▶ PROMPT
Search the data below for the word "number" and copy each line that holds it.

Dataset rows describing interfaces:
== Segment start ==

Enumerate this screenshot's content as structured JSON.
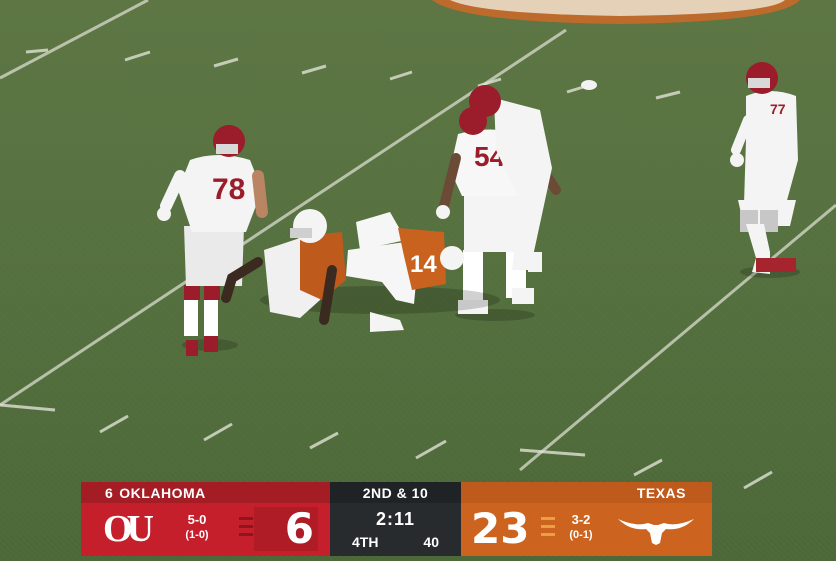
{
  "scoreboard": {
    "away": {
      "rank": "6",
      "name": "OKLAHOMA",
      "score": "6",
      "record": "5-0",
      "conference_record": "(1-0)",
      "logo": "ou-logo",
      "primary_color": "#c41f2a"
    },
    "home": {
      "name": "TEXAS",
      "score": "23",
      "record": "3-2",
      "conference_record": "(0-1)",
      "logo": "longhorn-logo",
      "primary_color": "#cc6420"
    },
    "down_distance": "2ND & 10",
    "clock": "2:11",
    "quarter": "4TH",
    "play_clock": "40"
  },
  "players": [
    {
      "team": "Oklahoma",
      "number": "78",
      "color": "#ffffff"
    },
    {
      "team": "Oklahoma",
      "number": "54",
      "color": "#ffffff"
    },
    {
      "team": "Oklahoma",
      "number": "77",
      "color": "#ffffff"
    },
    {
      "team": "Texas",
      "number": "14",
      "color": "#cc6420"
    }
  ],
  "logo_text": {
    "ou": "OU"
  }
}
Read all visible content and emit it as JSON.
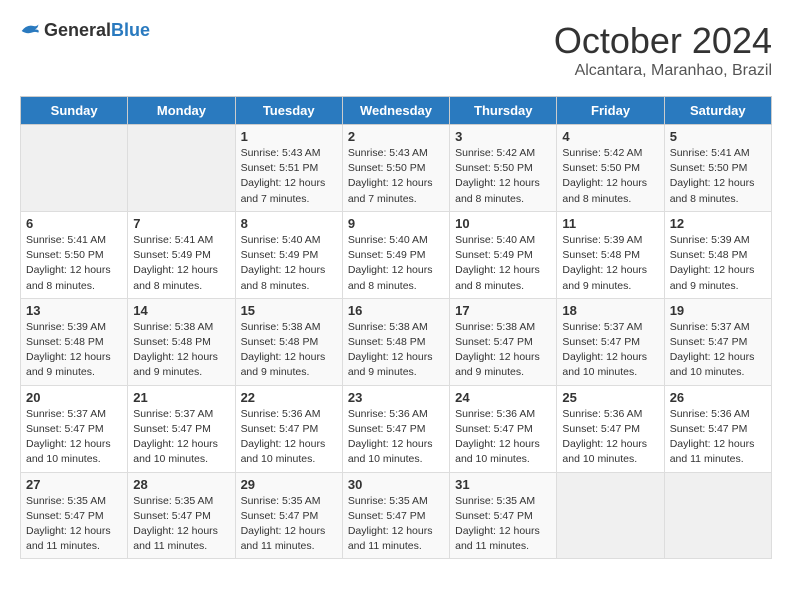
{
  "logo": {
    "general": "General",
    "blue": "Blue"
  },
  "title": {
    "month": "October 2024",
    "location": "Alcantara, Maranhao, Brazil"
  },
  "headers": [
    "Sunday",
    "Monday",
    "Tuesday",
    "Wednesday",
    "Thursday",
    "Friday",
    "Saturday"
  ],
  "weeks": [
    [
      {
        "day": "",
        "sunrise": "",
        "sunset": "",
        "daylight": ""
      },
      {
        "day": "",
        "sunrise": "",
        "sunset": "",
        "daylight": ""
      },
      {
        "day": "1",
        "sunrise": "Sunrise: 5:43 AM",
        "sunset": "Sunset: 5:51 PM",
        "daylight": "Daylight: 12 hours and 7 minutes."
      },
      {
        "day": "2",
        "sunrise": "Sunrise: 5:43 AM",
        "sunset": "Sunset: 5:50 PM",
        "daylight": "Daylight: 12 hours and 7 minutes."
      },
      {
        "day": "3",
        "sunrise": "Sunrise: 5:42 AM",
        "sunset": "Sunset: 5:50 PM",
        "daylight": "Daylight: 12 hours and 8 minutes."
      },
      {
        "day": "4",
        "sunrise": "Sunrise: 5:42 AM",
        "sunset": "Sunset: 5:50 PM",
        "daylight": "Daylight: 12 hours and 8 minutes."
      },
      {
        "day": "5",
        "sunrise": "Sunrise: 5:41 AM",
        "sunset": "Sunset: 5:50 PM",
        "daylight": "Daylight: 12 hours and 8 minutes."
      }
    ],
    [
      {
        "day": "6",
        "sunrise": "Sunrise: 5:41 AM",
        "sunset": "Sunset: 5:50 PM",
        "daylight": "Daylight: 12 hours and 8 minutes."
      },
      {
        "day": "7",
        "sunrise": "Sunrise: 5:41 AM",
        "sunset": "Sunset: 5:49 PM",
        "daylight": "Daylight: 12 hours and 8 minutes."
      },
      {
        "day": "8",
        "sunrise": "Sunrise: 5:40 AM",
        "sunset": "Sunset: 5:49 PM",
        "daylight": "Daylight: 12 hours and 8 minutes."
      },
      {
        "day": "9",
        "sunrise": "Sunrise: 5:40 AM",
        "sunset": "Sunset: 5:49 PM",
        "daylight": "Daylight: 12 hours and 8 minutes."
      },
      {
        "day": "10",
        "sunrise": "Sunrise: 5:40 AM",
        "sunset": "Sunset: 5:49 PM",
        "daylight": "Daylight: 12 hours and 8 minutes."
      },
      {
        "day": "11",
        "sunrise": "Sunrise: 5:39 AM",
        "sunset": "Sunset: 5:48 PM",
        "daylight": "Daylight: 12 hours and 9 minutes."
      },
      {
        "day": "12",
        "sunrise": "Sunrise: 5:39 AM",
        "sunset": "Sunset: 5:48 PM",
        "daylight": "Daylight: 12 hours and 9 minutes."
      }
    ],
    [
      {
        "day": "13",
        "sunrise": "Sunrise: 5:39 AM",
        "sunset": "Sunset: 5:48 PM",
        "daylight": "Daylight: 12 hours and 9 minutes."
      },
      {
        "day": "14",
        "sunrise": "Sunrise: 5:38 AM",
        "sunset": "Sunset: 5:48 PM",
        "daylight": "Daylight: 12 hours and 9 minutes."
      },
      {
        "day": "15",
        "sunrise": "Sunrise: 5:38 AM",
        "sunset": "Sunset: 5:48 PM",
        "daylight": "Daylight: 12 hours and 9 minutes."
      },
      {
        "day": "16",
        "sunrise": "Sunrise: 5:38 AM",
        "sunset": "Sunset: 5:48 PM",
        "daylight": "Daylight: 12 hours and 9 minutes."
      },
      {
        "day": "17",
        "sunrise": "Sunrise: 5:38 AM",
        "sunset": "Sunset: 5:47 PM",
        "daylight": "Daylight: 12 hours and 9 minutes."
      },
      {
        "day": "18",
        "sunrise": "Sunrise: 5:37 AM",
        "sunset": "Sunset: 5:47 PM",
        "daylight": "Daylight: 12 hours and 10 minutes."
      },
      {
        "day": "19",
        "sunrise": "Sunrise: 5:37 AM",
        "sunset": "Sunset: 5:47 PM",
        "daylight": "Daylight: 12 hours and 10 minutes."
      }
    ],
    [
      {
        "day": "20",
        "sunrise": "Sunrise: 5:37 AM",
        "sunset": "Sunset: 5:47 PM",
        "daylight": "Daylight: 12 hours and 10 minutes."
      },
      {
        "day": "21",
        "sunrise": "Sunrise: 5:37 AM",
        "sunset": "Sunset: 5:47 PM",
        "daylight": "Daylight: 12 hours and 10 minutes."
      },
      {
        "day": "22",
        "sunrise": "Sunrise: 5:36 AM",
        "sunset": "Sunset: 5:47 PM",
        "daylight": "Daylight: 12 hours and 10 minutes."
      },
      {
        "day": "23",
        "sunrise": "Sunrise: 5:36 AM",
        "sunset": "Sunset: 5:47 PM",
        "daylight": "Daylight: 12 hours and 10 minutes."
      },
      {
        "day": "24",
        "sunrise": "Sunrise: 5:36 AM",
        "sunset": "Sunset: 5:47 PM",
        "daylight": "Daylight: 12 hours and 10 minutes."
      },
      {
        "day": "25",
        "sunrise": "Sunrise: 5:36 AM",
        "sunset": "Sunset: 5:47 PM",
        "daylight": "Daylight: 12 hours and 10 minutes."
      },
      {
        "day": "26",
        "sunrise": "Sunrise: 5:36 AM",
        "sunset": "Sunset: 5:47 PM",
        "daylight": "Daylight: 12 hours and 11 minutes."
      }
    ],
    [
      {
        "day": "27",
        "sunrise": "Sunrise: 5:35 AM",
        "sunset": "Sunset: 5:47 PM",
        "daylight": "Daylight: 12 hours and 11 minutes."
      },
      {
        "day": "28",
        "sunrise": "Sunrise: 5:35 AM",
        "sunset": "Sunset: 5:47 PM",
        "daylight": "Daylight: 12 hours and 11 minutes."
      },
      {
        "day": "29",
        "sunrise": "Sunrise: 5:35 AM",
        "sunset": "Sunset: 5:47 PM",
        "daylight": "Daylight: 12 hours and 11 minutes."
      },
      {
        "day": "30",
        "sunrise": "Sunrise: 5:35 AM",
        "sunset": "Sunset: 5:47 PM",
        "daylight": "Daylight: 12 hours and 11 minutes."
      },
      {
        "day": "31",
        "sunrise": "Sunrise: 5:35 AM",
        "sunset": "Sunset: 5:47 PM",
        "daylight": "Daylight: 12 hours and 11 minutes."
      },
      {
        "day": "",
        "sunrise": "",
        "sunset": "",
        "daylight": ""
      },
      {
        "day": "",
        "sunrise": "",
        "sunset": "",
        "daylight": ""
      }
    ]
  ]
}
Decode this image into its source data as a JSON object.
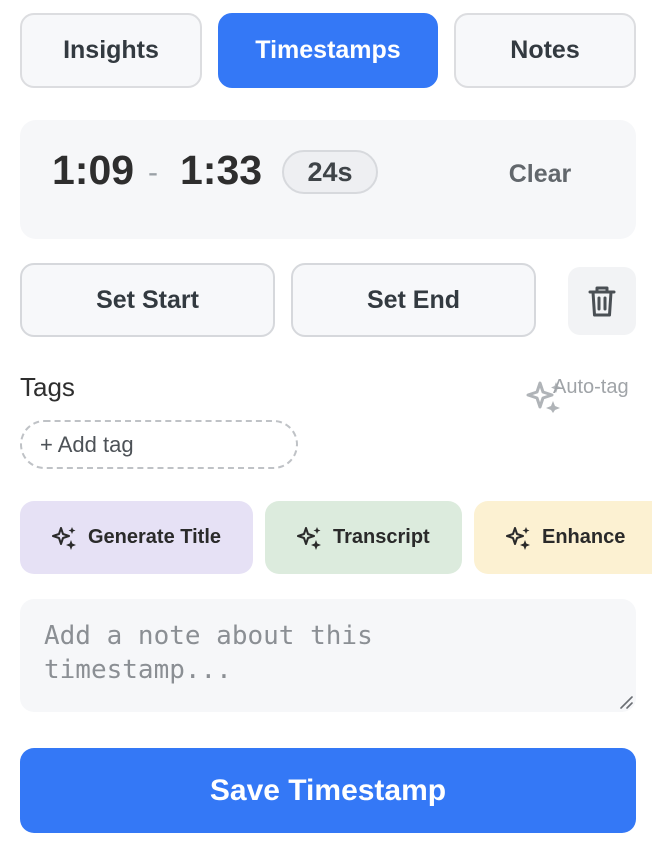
{
  "tabs": [
    {
      "label": "Insights",
      "active": false
    },
    {
      "label": "Timestamps",
      "active": true
    },
    {
      "label": "Notes",
      "active": false
    }
  ],
  "range": {
    "start": "1:09",
    "separator": "-",
    "end": "1:33",
    "duration": "24s",
    "clear_label": "Clear"
  },
  "actions": {
    "set_start_label": "Set Start",
    "set_end_label": "Set End",
    "delete_icon": "trash-icon"
  },
  "tags": {
    "label": "Tags",
    "autotag_label": "Auto-tag",
    "add_tag_label": "+ Add tag"
  },
  "ai_actions": [
    {
      "label": "Generate Title",
      "icon": "sparkles-icon",
      "color": "#e6e1f5"
    },
    {
      "label": "Transcript",
      "icon": "sparkles-icon",
      "color": "#dcebdd"
    },
    {
      "label": "Enhance",
      "icon": "sparkles-icon",
      "color": "#fcf1d2"
    }
  ],
  "note": {
    "placeholder": "Add a note about this timestamp..."
  },
  "save_label": "Save Timestamp",
  "colors": {
    "accent": "#3478f6",
    "card_bg": "#f6f7f9"
  }
}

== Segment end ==

▶ WRITTEN ANSWER
      "number": "78",
      "number": "54",
      "number": "77",
      "number": "14",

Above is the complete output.